Plastic pebbles, known as microplastics, are becoming increasingly prevalent in our waterways. Join the discussion on how they are hurting fish, wildlife, and may even be damaging human health.
EcoSuperior and Science North are sponsoring a Science Café entitled Microplastics and You, with support from EarthCare Thunder Bay on September 17, 2015. Join Dr. Sherri Mason, Chair of the Environmental Sciences Faculty at the State University of New York and Dr. Paul Helm, Senior Scientist with the Ontario Ministry of Environment and Climate Change in a discussion about microplastics and how they affect you.
When: September 17th, 7 p.m.
Where: A Little to the Left (Gargoyles Grille & Ale)
Cost: Free (light refreshments provided). Cash bar.
For more information visit www.ecosuperior.org
A recent editorial in the Chronicle Journal called for a scientific determination of the impacts of Waukesha Wisconsin’s proposal to replace water from its drying underground aquifer with water from Lake Michigan. Waukesha is the first community entirely outside the Great Lakes Basin to apply to draw water from the Great Lakes under the Great Lakes Compact; the decision will set a precedent. The Great Lakes provide life and livelihood for more than 40 million people in Canada and United States and already face serious threats due to over-extraction, Climate Change and pollution.

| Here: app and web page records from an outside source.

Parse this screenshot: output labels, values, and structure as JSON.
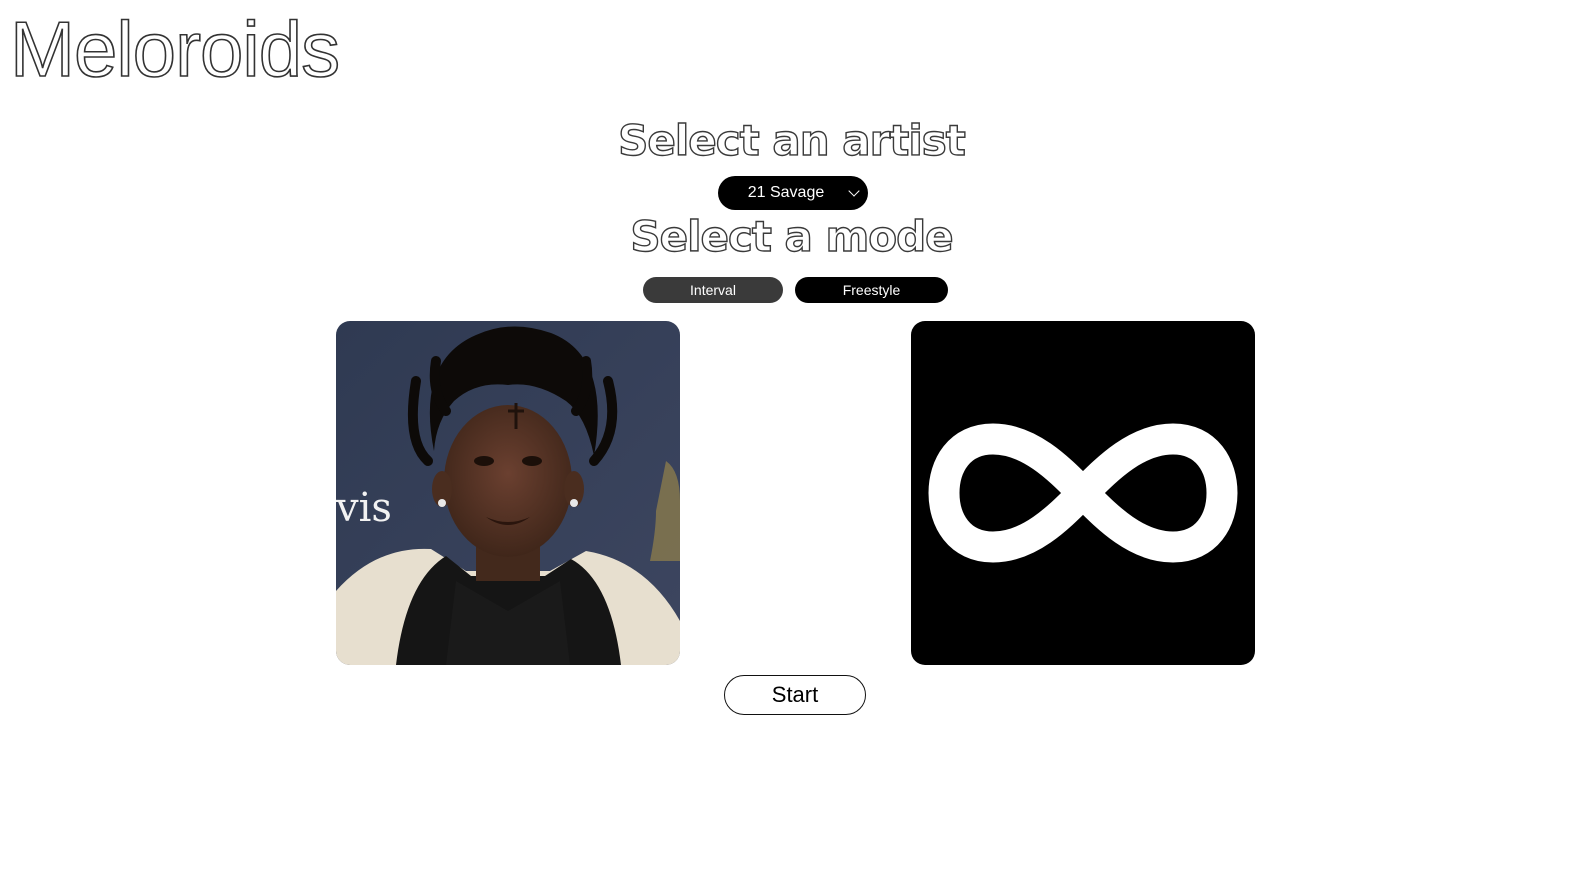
{
  "app": {
    "title": "Meloroids"
  },
  "artist_section": {
    "heading": "Select an artist",
    "select": {
      "selected": "21 Savage"
    }
  },
  "mode_section": {
    "heading": "Select a mode",
    "modes": [
      {
        "label": "Interval",
        "color": "#3a3a3a"
      },
      {
        "label": "Freestyle",
        "color": "#000000"
      }
    ]
  },
  "cards": {
    "artist_photo_text": "vis",
    "mode_icon": "infinity-icon"
  },
  "start_button": {
    "label": "Start"
  }
}
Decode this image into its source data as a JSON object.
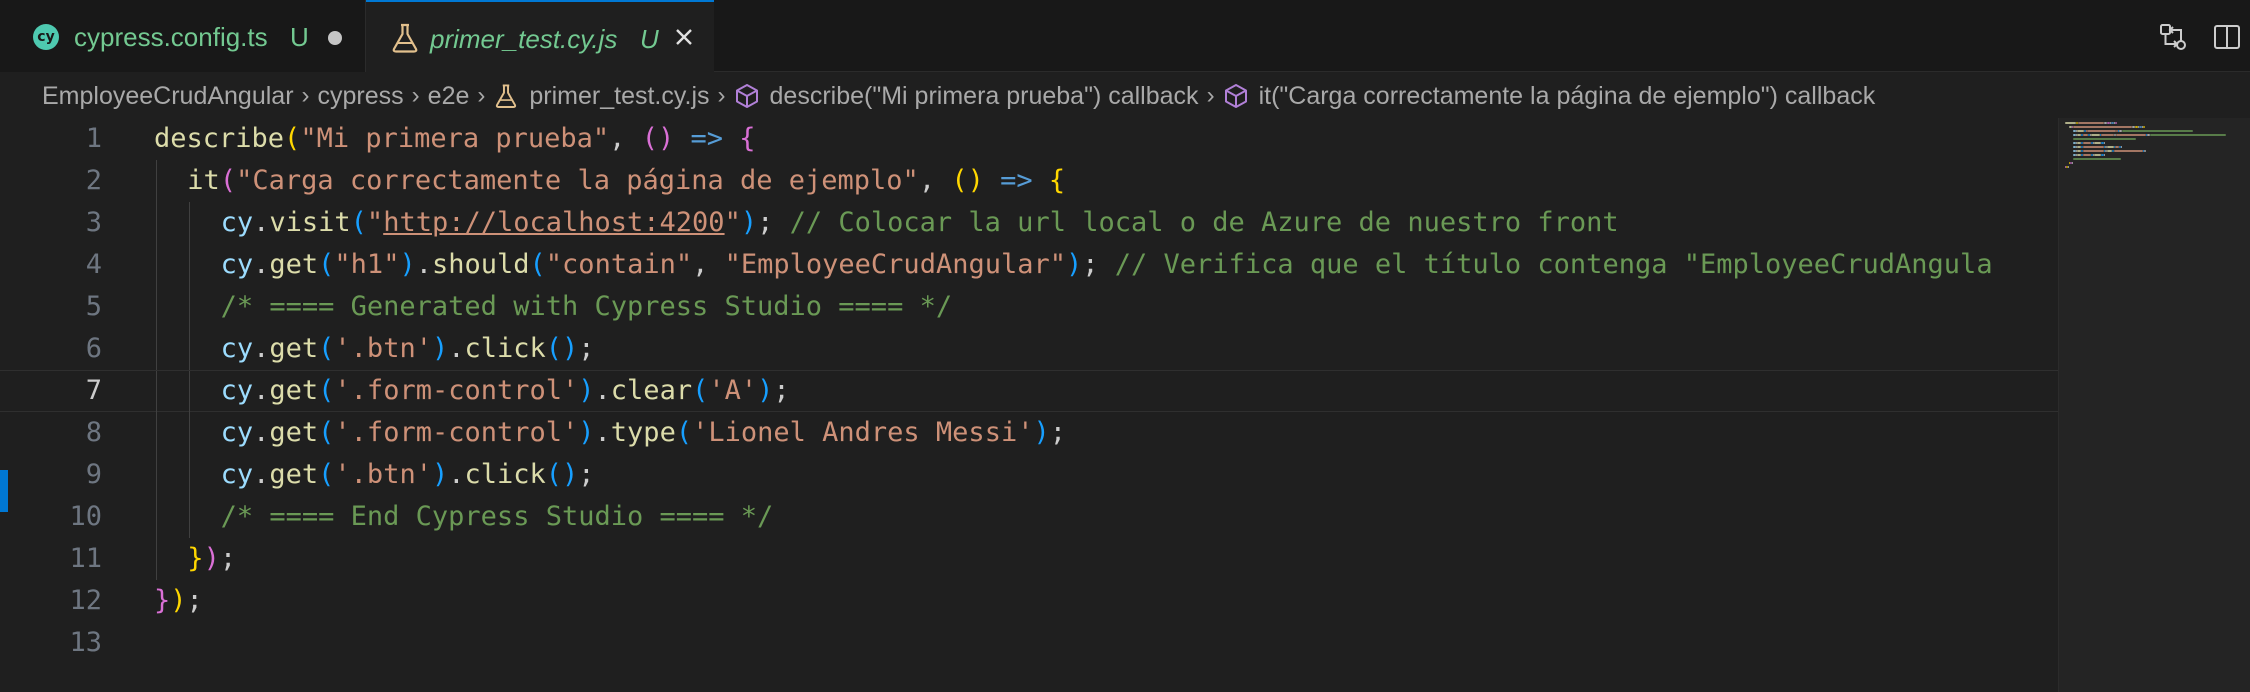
{
  "tabs": [
    {
      "icon": "cy",
      "name": "cypress.config.ts",
      "status": "U"
    },
    {
      "name": "primer_test.cy.js",
      "status": "U"
    }
  ],
  "breadcrumb": [
    "EmployeeCrudAngular",
    "cypress",
    "e2e",
    "primer_test.cy.js",
    "describe(\"Mi primera prueba\") callback",
    "it(\"Carga correctamente la página de ejemplo\") callback"
  ],
  "editor": {
    "line_numbers": [
      "1",
      "2",
      "3",
      "4",
      "5",
      "6",
      "7",
      "8",
      "9",
      "10",
      "11",
      "12",
      "13"
    ],
    "active_line": "7",
    "lines": [
      [
        {
          "t": "describe",
          "c": "fn"
        },
        {
          "t": "(",
          "c": "p1"
        },
        {
          "t": "\"Mi primera prueba\"",
          "c": "str"
        },
        {
          "t": ", ",
          "c": "pl"
        },
        {
          "t": "()",
          "c": "p2"
        },
        {
          "t": " ",
          "c": "pl"
        },
        {
          "t": "=>",
          "c": "kw"
        },
        {
          "t": " ",
          "c": "pl"
        },
        {
          "t": "{",
          "c": "p2"
        }
      ],
      [
        {
          "t": "it",
          "c": "fn"
        },
        {
          "t": "(",
          "c": "p2"
        },
        {
          "t": "\"Carga correctamente la página de ejemplo\"",
          "c": "str"
        },
        {
          "t": ", ",
          "c": "pl"
        },
        {
          "t": "()",
          "c": "p1"
        },
        {
          "t": " ",
          "c": "pl"
        },
        {
          "t": "=>",
          "c": "kw"
        },
        {
          "t": " ",
          "c": "pl"
        },
        {
          "t": "{",
          "c": "p1"
        }
      ],
      [
        {
          "t": "cy",
          "c": "var"
        },
        {
          "t": ".",
          "c": "pl"
        },
        {
          "t": "visit",
          "c": "fn"
        },
        {
          "t": "(",
          "c": "p3"
        },
        {
          "t": "\"",
          "c": "str"
        },
        {
          "t": "http://localhost:4200",
          "c": "str url"
        },
        {
          "t": "\"",
          "c": "str"
        },
        {
          "t": ")",
          "c": "p3"
        },
        {
          "t": "; ",
          "c": "pl"
        },
        {
          "t": "// Colocar la url local o de Azure de nuestro front",
          "c": "com"
        }
      ],
      [
        {
          "t": "cy",
          "c": "var"
        },
        {
          "t": ".",
          "c": "pl"
        },
        {
          "t": "get",
          "c": "fn"
        },
        {
          "t": "(",
          "c": "p3"
        },
        {
          "t": "\"h1\"",
          "c": "str"
        },
        {
          "t": ")",
          "c": "p3"
        },
        {
          "t": ".",
          "c": "pl"
        },
        {
          "t": "should",
          "c": "fn"
        },
        {
          "t": "(",
          "c": "p3"
        },
        {
          "t": "\"contain\"",
          "c": "str"
        },
        {
          "t": ", ",
          "c": "pl"
        },
        {
          "t": "\"EmployeeCrudAngular\"",
          "c": "str"
        },
        {
          "t": ")",
          "c": "p3"
        },
        {
          "t": "; ",
          "c": "pl"
        },
        {
          "t": "// Verifica que el título contenga \"EmployeeCrudAngula",
          "c": "com"
        }
      ],
      [
        {
          "t": "/* ==== Generated with Cypress Studio ==== */",
          "c": "com"
        }
      ],
      [
        {
          "t": "cy",
          "c": "var"
        },
        {
          "t": ".",
          "c": "pl"
        },
        {
          "t": "get",
          "c": "fn"
        },
        {
          "t": "(",
          "c": "p3"
        },
        {
          "t": "'.btn'",
          "c": "str"
        },
        {
          "t": ")",
          "c": "p3"
        },
        {
          "t": ".",
          "c": "pl"
        },
        {
          "t": "click",
          "c": "fn"
        },
        {
          "t": "()",
          "c": "p3"
        },
        {
          "t": ";",
          "c": "pl"
        }
      ],
      [
        {
          "t": "cy",
          "c": "var"
        },
        {
          "t": ".",
          "c": "pl"
        },
        {
          "t": "get",
          "c": "fn"
        },
        {
          "t": "(",
          "c": "p3"
        },
        {
          "t": "'.form-control'",
          "c": "str"
        },
        {
          "t": ")",
          "c": "p3"
        },
        {
          "t": ".",
          "c": "pl"
        },
        {
          "t": "clear",
          "c": "fn"
        },
        {
          "t": "(",
          "c": "p3"
        },
        {
          "t": "'A'",
          "c": "str"
        },
        {
          "t": ")",
          "c": "p3"
        },
        {
          "t": ";",
          "c": "pl"
        }
      ],
      [
        {
          "t": "cy",
          "c": "var"
        },
        {
          "t": ".",
          "c": "pl"
        },
        {
          "t": "get",
          "c": "fn"
        },
        {
          "t": "(",
          "c": "p3"
        },
        {
          "t": "'.form-control'",
          "c": "str"
        },
        {
          "t": ")",
          "c": "p3"
        },
        {
          "t": ".",
          "c": "pl"
        },
        {
          "t": "type",
          "c": "fn"
        },
        {
          "t": "(",
          "c": "p3"
        },
        {
          "t": "'Lionel Andres Messi'",
          "c": "str"
        },
        {
          "t": ")",
          "c": "p3"
        },
        {
          "t": ";",
          "c": "pl"
        }
      ],
      [
        {
          "t": "cy",
          "c": "var"
        },
        {
          "t": ".",
          "c": "pl"
        },
        {
          "t": "get",
          "c": "fn"
        },
        {
          "t": "(",
          "c": "p3"
        },
        {
          "t": "'.btn'",
          "c": "str"
        },
        {
          "t": ")",
          "c": "p3"
        },
        {
          "t": ".",
          "c": "pl"
        },
        {
          "t": "click",
          "c": "fn"
        },
        {
          "t": "()",
          "c": "p3"
        },
        {
          "t": ";",
          "c": "pl"
        }
      ],
      [
        {
          "t": "/* ==== End Cypress Studio ==== */",
          "c": "com"
        }
      ],
      [
        {
          "t": "}",
          "c": "p1"
        },
        {
          "t": ")",
          "c": "p2"
        },
        {
          "t": ";",
          "c": "pl"
        }
      ],
      [
        {
          "t": "}",
          "c": "p2"
        },
        {
          "t": ")",
          "c": "p1"
        },
        {
          "t": ";",
          "c": "pl"
        }
      ],
      []
    ]
  }
}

The Great Lakes, which provide life and livelihood for more than 40 million people in Canada and United States face serious threats due to over-extraction, Climate Change and pollution. North Americans are the highest consumers of water per capita in the world. According to a 2004 Great Lakes Commission study, communities around the Great Lakes Basin pump 850 billion gallons (3.2 trillions litres) of water out of the Lakes and the St. Lawrence River every day.
Close to 2 billion gallons a day are not returned to the watershed. Cities like Chicago are pumping out so much water they’re reversing the flow of Lake Michigan and decreasing water tables as far away as Port Huron and Georgian Bay. A recent Statistics Canada study showed renewable water yield in southern Ontario has declined 8.5% in just four decades.

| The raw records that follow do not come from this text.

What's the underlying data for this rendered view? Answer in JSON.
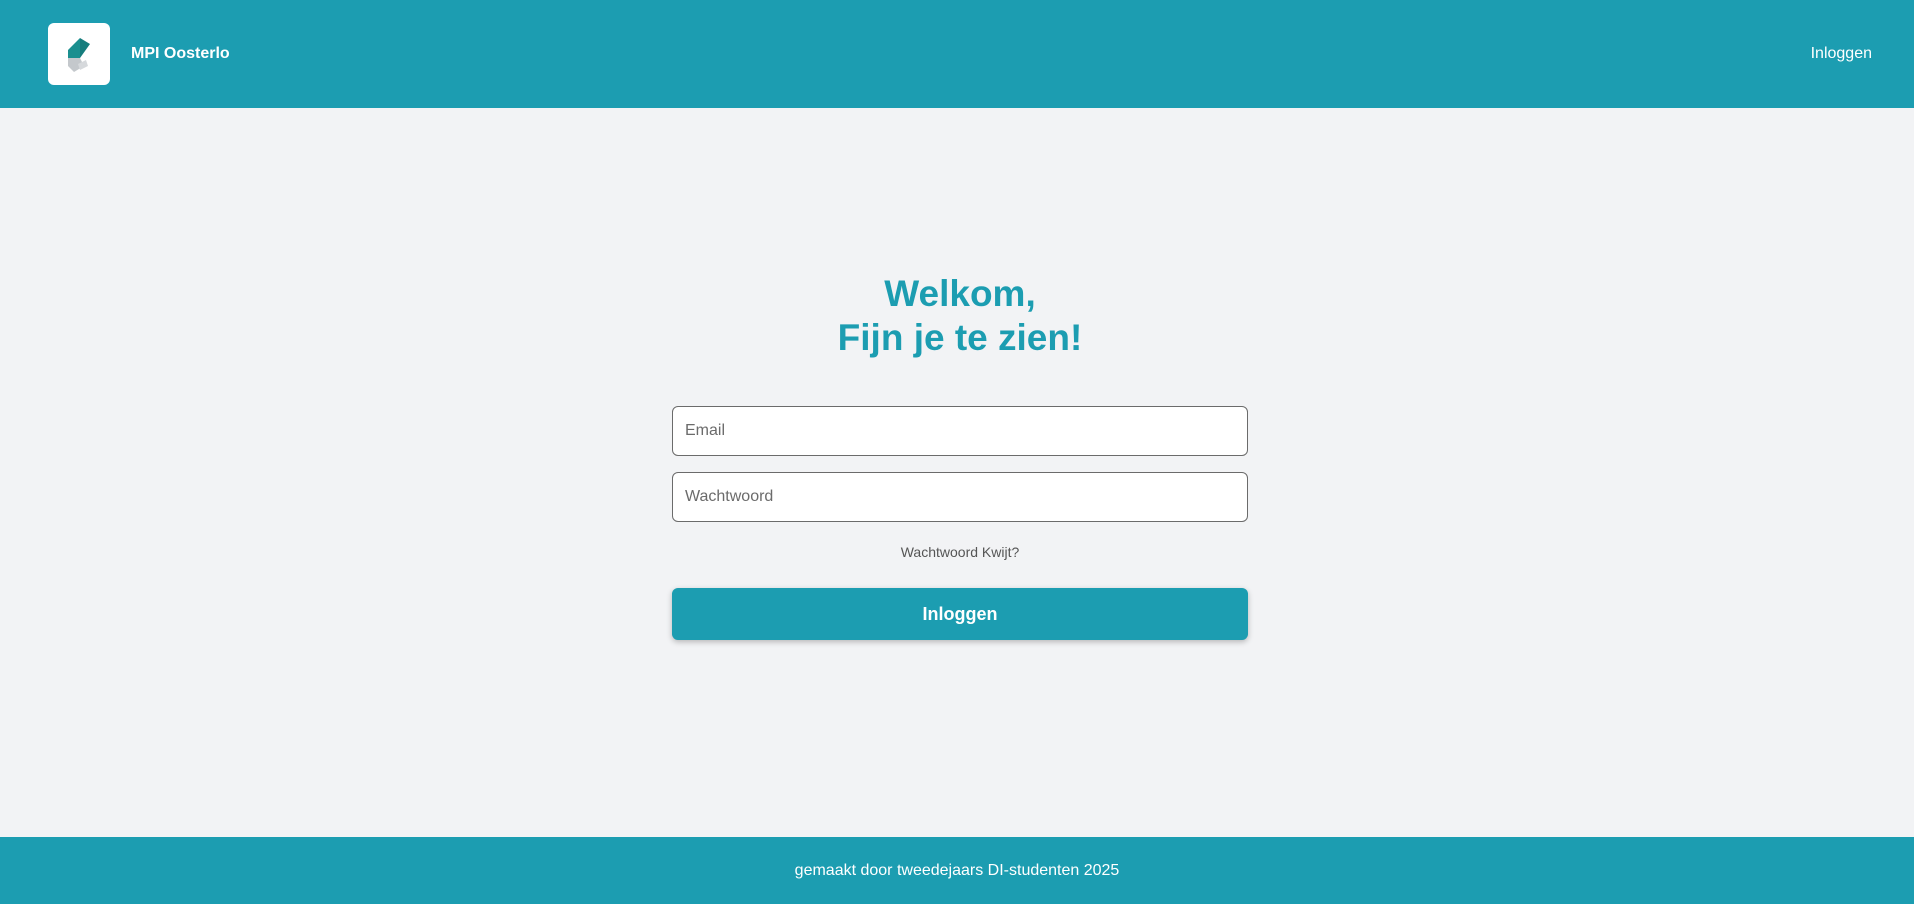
{
  "header": {
    "logo_icon": "school-logo-icon",
    "brand_name": "MPI Oosterlo",
    "nav_login_label": "Inloggen"
  },
  "login": {
    "welcome_line1": "Welkom,",
    "welcome_line2": "Fijn je te zien!",
    "email_placeholder": "Email",
    "email_value": "",
    "password_placeholder": "Wachtwoord",
    "password_value": "",
    "forgot_label": "Wachtwoord Kwijt?",
    "submit_label": "Inloggen"
  },
  "footer": {
    "text": "gemaakt door tweedejaars DI-studenten 2025"
  },
  "colors": {
    "accent": "#1c9db1",
    "background": "#f2f3f5",
    "logo_teal": "#1a8f8f",
    "logo_grey": "#c4c8cc"
  }
}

Loopholes in the uneven patchwork of legislation governing the Great Lakes allow bottling companies like Nestle, Pepsi and Coca Cola to draw large amounts of water from groundwater around the Lakes for export. Scientists warn Great Lakes water levels could drop by another two feet, particularly threatening Lake Huron and Michigan.
The amount of water flowing out of Lake Superior at the St. Mary’s River would need to be increased by 50% for them to be restored to previous levels. As demands for water continue to grow, the supply diminishes. Building on the efforts of countless organizations over the past several decades, we need to take immediate, cohesive action to conserve and protect our Great Lakes for future generations.

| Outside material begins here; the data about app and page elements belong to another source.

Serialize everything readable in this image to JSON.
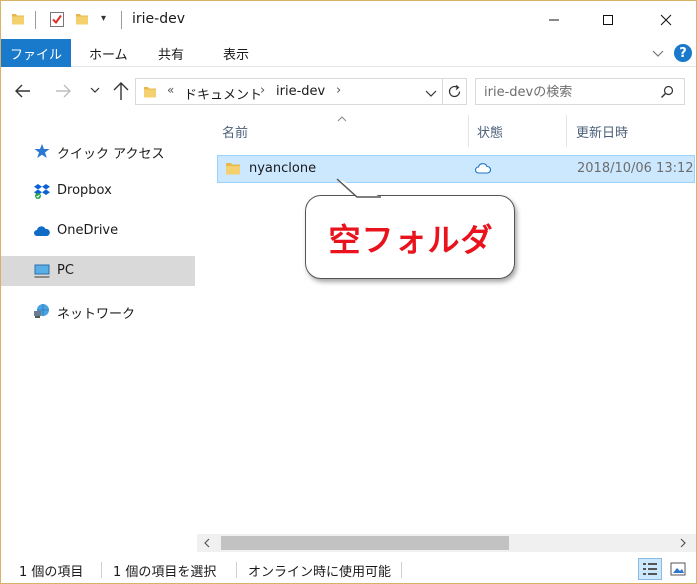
{
  "window": {
    "title": "irie-dev"
  },
  "ribbon": {
    "tabs": [
      "ファイル",
      "ホーム",
      "共有",
      "表示"
    ]
  },
  "address": {
    "segments": [
      "ドキュメント",
      "irie-dev"
    ],
    "overflow": "«"
  },
  "search": {
    "placeholder": "irie-devの検索"
  },
  "sidebar": {
    "items": [
      {
        "label": "クイック アクセス",
        "icon": "star-icon"
      },
      {
        "label": "Dropbox",
        "icon": "dropbox-icon"
      },
      {
        "label": "OneDrive",
        "icon": "onedrive-icon"
      },
      {
        "label": "PC",
        "icon": "pc-icon",
        "selected": true
      },
      {
        "label": "ネットワーク",
        "icon": "network-icon"
      }
    ]
  },
  "columns": {
    "name": "名前",
    "status": "状態",
    "modified": "更新日時"
  },
  "files": [
    {
      "name": "nyanclone",
      "status_icon": "cloud-icon",
      "modified": "2018/10/06 13:12"
    }
  ],
  "callout": {
    "text": "空フォルダ",
    "color": "#e8131c"
  },
  "statusbar": {
    "item_count": "1 個の項目",
    "selected_count": "1 個の項目を選択",
    "availability": "オンライン時に使用可能"
  },
  "colors": {
    "accent": "#1979ca",
    "selection": "#cce8ff"
  }
}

The Council of Canadians, the largest citizen organization in Canada considers access to clean, safe water to be a human right and calls for the recognition of the Great Lakes as a commons, public trust and protected bioregion. In answer to the question ‘Who owns the Lakes,’ common principles would establish they belong to no one but should be shared equitably by all who live around them and protected for the common good of future generations. The establishment of a Great Lakes Basin Commons will require the full commitment and participation of all levels of government, people and nations living around the Lakes. Together we can save the Great Lakes. The local Chapter of the Council of Canadians’ Blue Planet Committee and its partners invite you to join us in our efforts to promote the right to water and the protection of out lakes and waterways.
The Great Lakes (image from Google maps).
Chair of the Blue Planet Committee
Council of Canadians Thunder Bay Chapter